estimated at £1,000.000. Offices in Canada and the United States would
sell air-time to advertisers to fund the station.
relating to 'Caroline Television'
was made from the House of Commons on February 16 1970 by the minister
for Posts and Telecommunications at the time, John Stonehouse. He
said that concerted action would be taken by European countries against
the operators. This action was to include: withdrawal of aircraft
registration, use of airports and legal measures against operators.
Various newspaper reports at the time carried
stories regarding the project; one such report announced "Ronan
O'Rahilly is unmoved by suggestions that his flying TV station will
never get off the ground." The report goes on to say: "He [Ronan
O'Rahilly] is even amused by the widely-held doubts that he really does
have wings on which to waft his illegal transmitter within broadcasting
distance of Britain.
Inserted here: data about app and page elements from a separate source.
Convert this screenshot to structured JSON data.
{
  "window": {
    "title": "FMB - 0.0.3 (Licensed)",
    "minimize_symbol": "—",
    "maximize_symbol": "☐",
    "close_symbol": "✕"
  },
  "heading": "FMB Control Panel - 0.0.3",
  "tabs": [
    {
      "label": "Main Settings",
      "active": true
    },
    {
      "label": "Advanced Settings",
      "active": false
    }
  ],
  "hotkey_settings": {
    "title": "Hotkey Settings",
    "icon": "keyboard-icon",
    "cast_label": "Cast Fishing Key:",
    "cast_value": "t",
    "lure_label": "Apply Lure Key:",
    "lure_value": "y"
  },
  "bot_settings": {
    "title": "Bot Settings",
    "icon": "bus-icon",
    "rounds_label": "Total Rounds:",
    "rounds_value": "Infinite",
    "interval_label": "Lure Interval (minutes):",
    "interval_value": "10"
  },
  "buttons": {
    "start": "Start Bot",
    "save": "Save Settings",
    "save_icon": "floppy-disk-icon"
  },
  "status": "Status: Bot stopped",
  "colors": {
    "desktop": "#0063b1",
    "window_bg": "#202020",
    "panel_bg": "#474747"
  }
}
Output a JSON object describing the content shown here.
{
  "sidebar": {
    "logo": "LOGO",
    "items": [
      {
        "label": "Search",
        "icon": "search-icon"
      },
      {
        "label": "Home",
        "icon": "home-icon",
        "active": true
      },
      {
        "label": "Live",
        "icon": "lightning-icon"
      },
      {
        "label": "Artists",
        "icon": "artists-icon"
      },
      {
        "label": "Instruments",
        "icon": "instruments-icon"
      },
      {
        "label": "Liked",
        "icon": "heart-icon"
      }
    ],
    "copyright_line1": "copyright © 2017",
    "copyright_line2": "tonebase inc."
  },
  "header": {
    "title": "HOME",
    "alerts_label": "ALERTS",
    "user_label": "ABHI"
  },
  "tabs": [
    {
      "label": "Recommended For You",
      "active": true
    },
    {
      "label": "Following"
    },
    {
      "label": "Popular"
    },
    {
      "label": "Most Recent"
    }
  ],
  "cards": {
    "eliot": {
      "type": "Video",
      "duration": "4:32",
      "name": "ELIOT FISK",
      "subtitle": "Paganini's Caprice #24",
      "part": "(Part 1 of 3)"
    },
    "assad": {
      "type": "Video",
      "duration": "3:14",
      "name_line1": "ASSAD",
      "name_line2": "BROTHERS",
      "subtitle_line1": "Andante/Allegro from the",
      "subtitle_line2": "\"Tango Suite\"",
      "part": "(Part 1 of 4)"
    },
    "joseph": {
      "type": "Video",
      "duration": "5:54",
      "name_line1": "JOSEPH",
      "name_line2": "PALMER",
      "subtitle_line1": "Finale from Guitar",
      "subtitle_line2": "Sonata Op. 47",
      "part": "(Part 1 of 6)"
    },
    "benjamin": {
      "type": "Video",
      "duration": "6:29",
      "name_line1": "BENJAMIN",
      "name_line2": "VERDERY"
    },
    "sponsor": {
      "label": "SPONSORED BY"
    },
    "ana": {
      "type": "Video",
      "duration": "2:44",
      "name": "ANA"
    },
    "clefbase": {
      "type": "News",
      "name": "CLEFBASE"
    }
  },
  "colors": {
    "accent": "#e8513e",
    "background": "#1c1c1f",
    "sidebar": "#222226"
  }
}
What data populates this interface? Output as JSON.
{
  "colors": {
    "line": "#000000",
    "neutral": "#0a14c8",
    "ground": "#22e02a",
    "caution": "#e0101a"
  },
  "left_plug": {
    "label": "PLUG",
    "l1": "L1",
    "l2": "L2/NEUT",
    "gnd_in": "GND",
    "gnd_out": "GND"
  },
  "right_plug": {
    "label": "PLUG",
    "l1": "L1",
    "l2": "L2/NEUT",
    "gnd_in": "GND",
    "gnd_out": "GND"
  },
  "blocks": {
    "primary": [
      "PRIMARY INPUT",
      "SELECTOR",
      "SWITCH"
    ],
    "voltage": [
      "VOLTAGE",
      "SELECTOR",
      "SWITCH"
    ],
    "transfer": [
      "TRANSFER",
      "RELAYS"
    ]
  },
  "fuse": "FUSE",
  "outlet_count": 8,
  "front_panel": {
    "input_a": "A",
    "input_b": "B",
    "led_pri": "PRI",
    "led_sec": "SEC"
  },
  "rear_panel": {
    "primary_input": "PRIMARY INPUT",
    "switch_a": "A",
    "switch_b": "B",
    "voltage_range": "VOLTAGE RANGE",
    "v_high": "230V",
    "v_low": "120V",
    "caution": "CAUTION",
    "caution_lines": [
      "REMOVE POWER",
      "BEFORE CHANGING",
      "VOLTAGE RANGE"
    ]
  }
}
He insists he has a plane-but will not say
what kind let alone where it is-and that it flew and put out a signal
It has been suggested that Ronan O'Rahilly used the publicity
surrounding the 'Caroline Television'
project as a way of deflecting attention away from his plans for the
eventual return of Radio Caroline.
The test broadcasts from 'Caroline Television' were
eagerly awaited by enthusiasts. There seems to to be no evidence that
transmissions were ever made or received from 'Caroline Television' and the
project was seemingly abandoned.